Hudson and Charlie work hard to both keep the salvage yard afloat and to learn more about the circumstances of Leland’s murder. As things proceed, though, Blackburn slowly reveals shifts in Hudson’s outlook. Whereas before thoughts of his father were filled with embittered memories, we see this son of an angry, paranoid man who would have daily sported a MAGA hat begin to see his father in a new light. There are many instances of this in the novel, but one example suffices as illustration. One night Hudson does a boxing workout to escape his feelings of terror and dislocation. Afterward he collapses on his couch, aware that those feelings patiently await him. But instead of reflexively thinking only about himself, we see something new in Hudson:

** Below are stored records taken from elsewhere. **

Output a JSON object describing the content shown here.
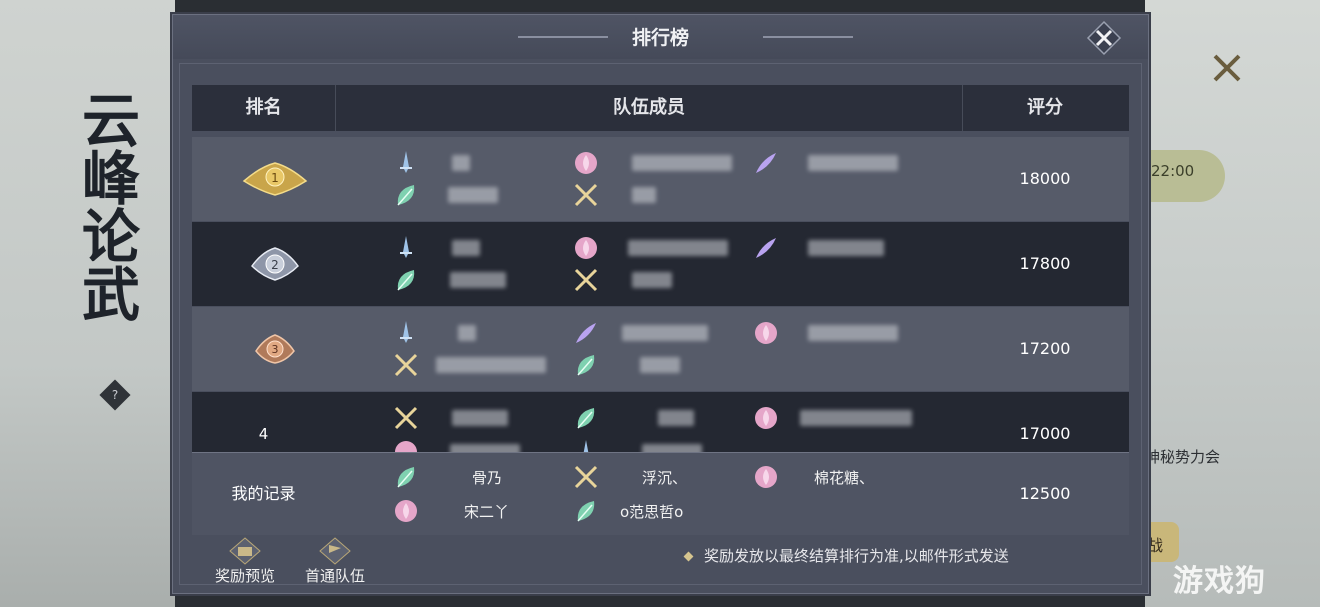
{
  "background": {
    "calligraphy": "云峰论武",
    "help_glyph": "?",
    "time_badge": "22:00",
    "side_text": "神秘势力会",
    "side_button": "战",
    "watermark": "游戏狗"
  },
  "panel": {
    "title": "排行榜",
    "columns": {
      "rank": "排名",
      "members": "队伍成员",
      "score": "评分"
    }
  },
  "rows": [
    {
      "rank": "1",
      "score": "18000",
      "medal": "gold"
    },
    {
      "rank": "2",
      "score": "17800",
      "medal": "silver"
    },
    {
      "rank": "3",
      "score": "17200",
      "medal": "bronze"
    },
    {
      "rank": "4",
      "score": "17000",
      "medal": "none"
    }
  ],
  "my_record": {
    "label": "我的记录",
    "score": "12500",
    "members": [
      "骨乃",
      "宋二丫",
      "浮沉、",
      "o范思哲o",
      "棉花糖、"
    ]
  },
  "footer": {
    "reward_preview": "奖励预览",
    "first_clear_team": "首通队伍",
    "notice": "奖励发放以最终结算排行为准,以邮件形式发送"
  },
  "colors": {
    "panel": "#4a4f5e",
    "header": "#2b2f3b",
    "row_light": "#565b69",
    "row_dark": "#242832",
    "accent": "#d6c58f"
  }
}
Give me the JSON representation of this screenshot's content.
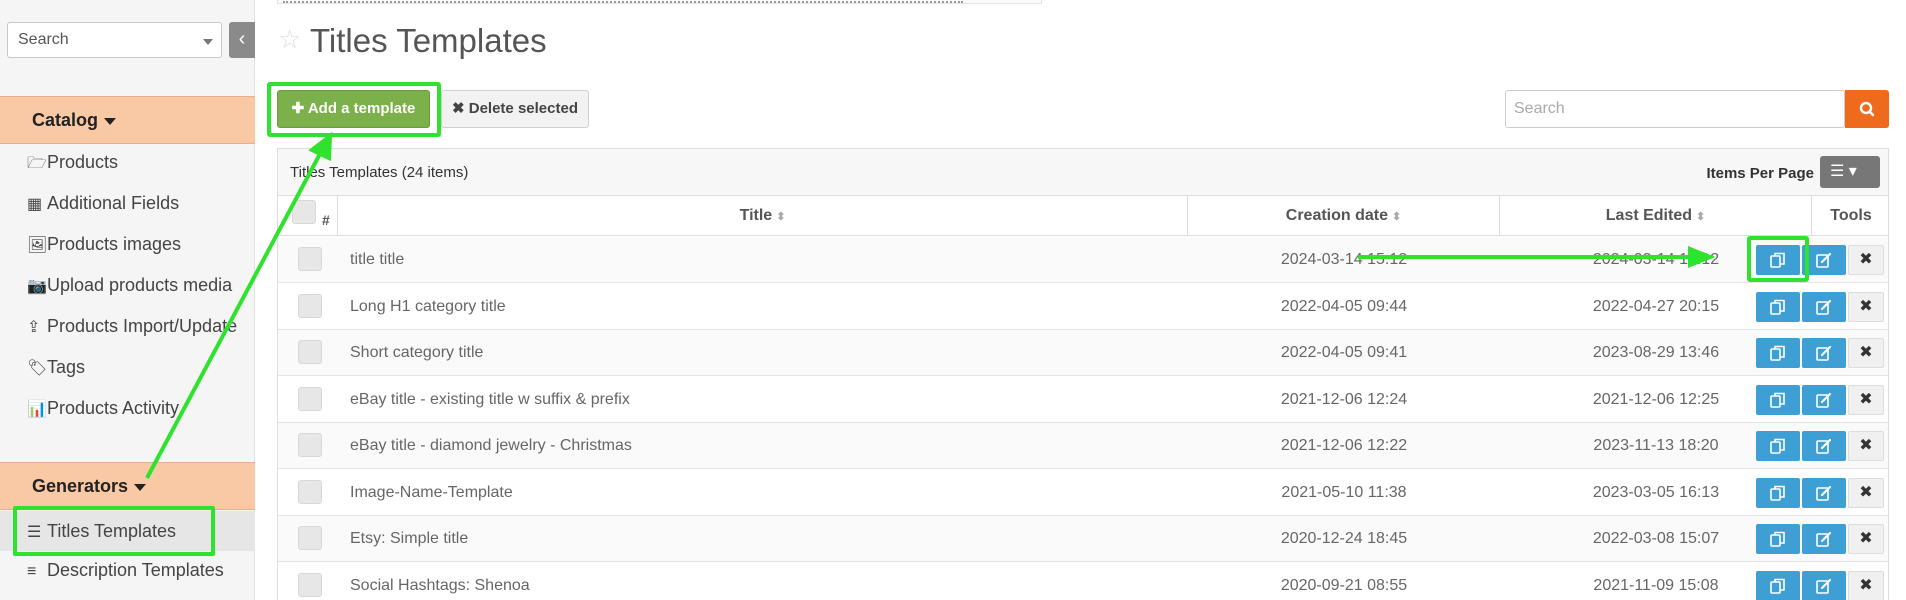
{
  "sidebar": {
    "search_label": "Search",
    "collapse_glyph": "‹",
    "sections": [
      {
        "title": "Catalog"
      },
      {
        "title": "Generators"
      }
    ],
    "catalog_items": [
      {
        "icon": "folder-open-icon",
        "glyph": "🗁",
        "label": "Products"
      },
      {
        "icon": "grid-icon",
        "glyph": "▦",
        "label": "Additional Fields"
      },
      {
        "icon": "image-icon",
        "glyph": "🖼",
        "label": "Products images"
      },
      {
        "icon": "camera-icon",
        "glyph": "📷",
        "label": "Upload products media"
      },
      {
        "icon": "upload-icon",
        "glyph": "⇪",
        "label": "Products Import/Update"
      },
      {
        "icon": "tags-icon",
        "glyph": "🏷",
        "label": "Tags"
      },
      {
        "icon": "bar-chart-icon",
        "glyph": "📊",
        "label": "Products Activity"
      }
    ],
    "generator_items": [
      {
        "icon": "align-center-icon",
        "glyph": "☰",
        "label": "Titles Templates"
      },
      {
        "icon": "align-justify-icon",
        "glyph": "≡",
        "label": "Description Templates"
      }
    ]
  },
  "page": {
    "title": "Titles Templates",
    "star_glyph": "☆"
  },
  "toolbar": {
    "add_label": "Add a template",
    "add_glyph": "✚",
    "delete_label": "Delete selected",
    "delete_glyph": "✖",
    "search_placeholder": "Search"
  },
  "panel": {
    "title": "Titles Templates (24 items)",
    "ipp_label": "Items Per Page",
    "ipp_glyph": "☰ ▾"
  },
  "table": {
    "headers": {
      "index": "#",
      "title": "Title",
      "created": "Creation date",
      "edited": "Last Edited",
      "tools": "Tools"
    },
    "sort_glyph": "⬍",
    "rows": [
      {
        "title": "title title",
        "created": "2024-03-14 15:12",
        "edited": "2024-03-14 15:12"
      },
      {
        "title": "Long H1 category title",
        "created": "2022-04-05 09:44",
        "edited": "2022-04-27 20:15"
      },
      {
        "title": "Short category title",
        "created": "2022-04-05 09:41",
        "edited": "2023-08-29 13:46"
      },
      {
        "title": "eBay title - existing title w suffix & prefix",
        "created": "2021-12-06 12:24",
        "edited": "2021-12-06 12:25"
      },
      {
        "title": "eBay title - diamond jewelry - Christmas",
        "created": "2021-12-06 12:22",
        "edited": "2023-11-13 18:20"
      },
      {
        "title": "Image-Name-Template",
        "created": "2021-05-10 11:38",
        "edited": "2023-03-05 16:13"
      },
      {
        "title": "Etsy: Simple title",
        "created": "2020-12-24 18:45",
        "edited": "2022-03-08 15:07"
      },
      {
        "title": "Social Hashtags: Shenoa",
        "created": "2020-09-21 08:55",
        "edited": "2021-11-09 15:08"
      }
    ],
    "delete_glyph": "✖"
  },
  "colors": {
    "accent_green": "#7bb04a",
    "highlight": "#2ee22e",
    "section_bg": "#f9c8a5",
    "tool_blue": "#3d9fd3",
    "search_orange": "#ee6b1d"
  }
}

As my breath steadied and slowed, I wondered if that was how Dad’s last night alive had been. A dark night of the soul where he faced down some awful reality or wrestled with an insufferable guilt (134).
For the first time, Hudson’s father, a dangerous and damaging man, becomes for his son also a vulnerable and suffering human being. Just as he himself is.
When another body is discovered hidden inside a crushed car at the salvage yard, Hudson and Charlie’s circle expands to include Lucy, the teenaged sister of the victim. Initially wary of one another, since the town police have suggested to Lucy that Leland murdered her brother, they slowly grow in trust and mutual support. This relationship is critical to Hudson’s ongoing transformation as he recognizes they share a gnawing need to pull away the uncertainties shrouding the murders.
Eventually, Hudson, Charlie, and Lucy work out who’s responsible for the killings. They confront the killer and are able to secure the admissions that result in at least a form of justice being done. Some readers might find the mechanics of how the murderer is brought to light a little too pat and a little too speedily presented. But that’s a minor flaw, if it is one, that above all serves to highlight by contrast how expertly Blackburn has built his plot in its entirety.
In addition, while a host of questions are answered by the time we come to the novel’s conclusion, Blackburn rightly resists privileging Hudson with insight into one critical mystery about his father. This is proof of Blackburn’s skill as a writer and wise insight as a person. Even the most important relationships contain unpierceable aspects of unknowing, for however much we can come to understand and accept those who have inflicted the most damage on us. It is true, as Blackburn shows, that generations of violence and deceit might die by one’s healing and regenerating choices. By the end of the novel Hudson is a convincing example of that in how he’s decided to shape his life. But we must nonetheless live on with the absences of what we were denied when younger and what we will never come to know, no matter the years remaining.
Wiley Reiver is from the South Carolina Lowcountry but currently lives in Vermont’s Northeast Kingdom. He works in university administration. He’s also been a picture framer, college English teacher, ESL instructor in Iraq, racetrack bathroom cleaner, and very bad maker of donuts. He holds an MFA from the University of Southern Maine. His fiction and nonfiction work has appeared under other names in the New York Times, Fried Chicken and Coffee, the Civil War Monitor, and The Dead Mule School of Southern Literature. He’s at work on a New Orleans crime novel. Twitter: @SFWriter3.
Wiley is the Reviews Editor here at Reckon, you can reach him at: [email protected]